Your answer is a copy of every line in the records where "wildcard" appears.

═════ DATA PROVIDED

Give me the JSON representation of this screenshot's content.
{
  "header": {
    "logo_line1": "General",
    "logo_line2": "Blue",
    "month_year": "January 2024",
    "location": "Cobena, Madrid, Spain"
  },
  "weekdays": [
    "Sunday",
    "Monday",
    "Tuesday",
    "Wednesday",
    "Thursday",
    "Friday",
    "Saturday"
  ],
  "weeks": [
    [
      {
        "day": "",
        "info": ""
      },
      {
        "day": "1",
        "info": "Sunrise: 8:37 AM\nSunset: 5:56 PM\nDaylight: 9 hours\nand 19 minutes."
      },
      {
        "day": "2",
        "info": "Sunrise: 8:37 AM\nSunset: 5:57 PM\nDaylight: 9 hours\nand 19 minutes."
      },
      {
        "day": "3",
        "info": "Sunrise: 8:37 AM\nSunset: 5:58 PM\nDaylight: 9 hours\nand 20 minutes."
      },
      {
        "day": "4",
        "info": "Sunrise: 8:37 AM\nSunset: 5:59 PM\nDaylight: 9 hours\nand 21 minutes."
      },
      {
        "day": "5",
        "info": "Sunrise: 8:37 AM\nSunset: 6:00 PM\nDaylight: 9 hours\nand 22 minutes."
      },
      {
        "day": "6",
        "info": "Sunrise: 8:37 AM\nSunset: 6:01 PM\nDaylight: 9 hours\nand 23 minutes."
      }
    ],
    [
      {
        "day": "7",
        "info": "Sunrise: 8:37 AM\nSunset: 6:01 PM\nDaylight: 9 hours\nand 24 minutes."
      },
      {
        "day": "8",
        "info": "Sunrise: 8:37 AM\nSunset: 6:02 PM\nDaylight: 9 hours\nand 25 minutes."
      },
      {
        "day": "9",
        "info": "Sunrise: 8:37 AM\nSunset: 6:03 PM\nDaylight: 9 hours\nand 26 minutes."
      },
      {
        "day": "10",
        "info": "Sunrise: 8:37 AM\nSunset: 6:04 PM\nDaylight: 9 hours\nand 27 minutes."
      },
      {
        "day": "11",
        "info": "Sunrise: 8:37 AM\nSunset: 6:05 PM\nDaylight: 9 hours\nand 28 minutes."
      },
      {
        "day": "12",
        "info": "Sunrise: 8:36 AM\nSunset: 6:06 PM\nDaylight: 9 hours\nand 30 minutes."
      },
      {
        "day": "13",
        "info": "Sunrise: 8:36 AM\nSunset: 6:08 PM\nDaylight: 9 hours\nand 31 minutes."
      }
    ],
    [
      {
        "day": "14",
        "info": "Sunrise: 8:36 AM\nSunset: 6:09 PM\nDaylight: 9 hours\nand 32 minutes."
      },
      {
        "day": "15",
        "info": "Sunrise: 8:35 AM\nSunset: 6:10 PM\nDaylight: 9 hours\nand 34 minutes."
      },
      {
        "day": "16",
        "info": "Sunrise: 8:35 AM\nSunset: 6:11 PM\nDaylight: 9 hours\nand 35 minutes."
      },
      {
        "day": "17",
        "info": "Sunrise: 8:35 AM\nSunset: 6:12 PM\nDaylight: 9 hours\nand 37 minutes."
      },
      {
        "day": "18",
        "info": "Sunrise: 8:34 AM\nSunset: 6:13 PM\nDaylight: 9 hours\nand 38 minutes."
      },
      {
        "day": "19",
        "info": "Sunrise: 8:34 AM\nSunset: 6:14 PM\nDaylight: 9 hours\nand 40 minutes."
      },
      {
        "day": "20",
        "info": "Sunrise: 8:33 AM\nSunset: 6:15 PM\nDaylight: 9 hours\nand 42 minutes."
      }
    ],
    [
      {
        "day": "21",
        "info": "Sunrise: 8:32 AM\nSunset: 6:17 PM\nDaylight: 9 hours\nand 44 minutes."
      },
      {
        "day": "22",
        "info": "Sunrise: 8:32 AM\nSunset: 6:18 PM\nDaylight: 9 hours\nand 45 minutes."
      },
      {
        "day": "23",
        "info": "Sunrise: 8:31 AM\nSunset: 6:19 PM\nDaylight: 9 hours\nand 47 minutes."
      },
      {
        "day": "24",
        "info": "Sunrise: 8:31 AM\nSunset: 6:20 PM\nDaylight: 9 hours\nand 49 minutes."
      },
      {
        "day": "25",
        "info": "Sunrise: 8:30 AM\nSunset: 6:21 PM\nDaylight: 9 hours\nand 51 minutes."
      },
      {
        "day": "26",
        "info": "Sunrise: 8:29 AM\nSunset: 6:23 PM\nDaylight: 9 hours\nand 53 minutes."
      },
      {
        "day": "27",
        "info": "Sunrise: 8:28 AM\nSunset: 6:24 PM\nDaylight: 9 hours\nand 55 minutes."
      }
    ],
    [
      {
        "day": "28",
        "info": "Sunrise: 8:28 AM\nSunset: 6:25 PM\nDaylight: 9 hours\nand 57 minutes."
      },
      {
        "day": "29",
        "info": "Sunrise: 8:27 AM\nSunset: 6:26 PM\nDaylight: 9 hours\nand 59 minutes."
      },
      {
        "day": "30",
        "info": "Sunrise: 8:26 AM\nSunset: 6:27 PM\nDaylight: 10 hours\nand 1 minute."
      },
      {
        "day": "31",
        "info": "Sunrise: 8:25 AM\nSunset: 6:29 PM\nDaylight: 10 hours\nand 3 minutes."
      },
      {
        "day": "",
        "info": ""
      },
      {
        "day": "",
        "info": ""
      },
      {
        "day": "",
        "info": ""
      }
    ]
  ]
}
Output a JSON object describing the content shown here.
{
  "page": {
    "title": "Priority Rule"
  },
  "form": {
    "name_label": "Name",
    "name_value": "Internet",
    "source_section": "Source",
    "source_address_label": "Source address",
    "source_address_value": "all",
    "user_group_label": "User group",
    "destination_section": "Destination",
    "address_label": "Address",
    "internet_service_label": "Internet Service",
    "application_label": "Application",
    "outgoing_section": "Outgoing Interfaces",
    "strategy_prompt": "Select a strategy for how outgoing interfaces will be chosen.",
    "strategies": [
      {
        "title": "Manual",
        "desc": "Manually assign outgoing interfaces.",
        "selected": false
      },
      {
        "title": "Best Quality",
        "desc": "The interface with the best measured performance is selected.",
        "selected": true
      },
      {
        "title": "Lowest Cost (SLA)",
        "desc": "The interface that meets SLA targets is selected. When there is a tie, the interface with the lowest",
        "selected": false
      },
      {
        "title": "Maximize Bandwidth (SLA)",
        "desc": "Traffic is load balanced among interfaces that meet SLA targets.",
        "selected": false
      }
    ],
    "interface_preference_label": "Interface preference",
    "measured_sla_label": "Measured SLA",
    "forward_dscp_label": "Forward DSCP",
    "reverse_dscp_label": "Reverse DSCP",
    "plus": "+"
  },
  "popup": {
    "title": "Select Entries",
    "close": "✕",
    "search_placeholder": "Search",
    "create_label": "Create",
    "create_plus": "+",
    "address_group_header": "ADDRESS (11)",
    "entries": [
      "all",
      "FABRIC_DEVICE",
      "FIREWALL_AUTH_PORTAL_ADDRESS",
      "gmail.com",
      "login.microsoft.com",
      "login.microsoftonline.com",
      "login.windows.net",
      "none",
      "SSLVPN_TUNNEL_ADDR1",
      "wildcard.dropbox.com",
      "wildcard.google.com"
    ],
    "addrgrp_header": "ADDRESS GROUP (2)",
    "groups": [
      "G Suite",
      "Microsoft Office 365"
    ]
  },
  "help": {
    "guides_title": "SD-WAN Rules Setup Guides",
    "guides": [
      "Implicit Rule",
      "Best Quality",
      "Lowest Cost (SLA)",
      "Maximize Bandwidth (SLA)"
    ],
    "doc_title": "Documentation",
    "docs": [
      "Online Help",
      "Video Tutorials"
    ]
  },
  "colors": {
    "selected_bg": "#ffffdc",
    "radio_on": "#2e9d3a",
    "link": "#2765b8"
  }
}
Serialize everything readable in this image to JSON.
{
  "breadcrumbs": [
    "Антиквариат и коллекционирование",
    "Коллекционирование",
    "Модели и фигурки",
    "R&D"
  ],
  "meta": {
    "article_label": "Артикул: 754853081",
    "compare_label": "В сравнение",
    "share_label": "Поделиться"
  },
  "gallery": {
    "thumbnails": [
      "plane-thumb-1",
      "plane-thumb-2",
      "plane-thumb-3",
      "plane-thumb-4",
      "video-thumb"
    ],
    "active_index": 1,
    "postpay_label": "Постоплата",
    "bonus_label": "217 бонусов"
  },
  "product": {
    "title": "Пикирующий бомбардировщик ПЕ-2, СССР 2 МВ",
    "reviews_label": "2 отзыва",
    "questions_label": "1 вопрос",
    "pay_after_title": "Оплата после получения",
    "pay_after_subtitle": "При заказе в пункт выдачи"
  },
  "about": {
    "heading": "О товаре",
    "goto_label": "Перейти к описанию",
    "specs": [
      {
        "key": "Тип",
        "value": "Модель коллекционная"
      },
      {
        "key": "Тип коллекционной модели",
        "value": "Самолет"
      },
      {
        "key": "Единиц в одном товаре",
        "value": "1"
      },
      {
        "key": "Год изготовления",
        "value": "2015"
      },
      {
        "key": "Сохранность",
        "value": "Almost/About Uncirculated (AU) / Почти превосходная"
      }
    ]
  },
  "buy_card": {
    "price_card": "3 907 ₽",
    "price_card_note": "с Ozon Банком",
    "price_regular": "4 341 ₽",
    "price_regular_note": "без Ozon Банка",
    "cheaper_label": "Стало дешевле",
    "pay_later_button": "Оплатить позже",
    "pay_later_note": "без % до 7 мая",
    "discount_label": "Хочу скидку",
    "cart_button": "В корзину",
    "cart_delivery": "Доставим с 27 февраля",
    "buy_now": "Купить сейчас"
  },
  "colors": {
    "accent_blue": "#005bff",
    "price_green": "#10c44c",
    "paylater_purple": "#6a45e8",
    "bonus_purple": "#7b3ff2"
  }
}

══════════

- ANSWER BOX -
      "wildcard.dropbox.com",
      "wildcard.google.com"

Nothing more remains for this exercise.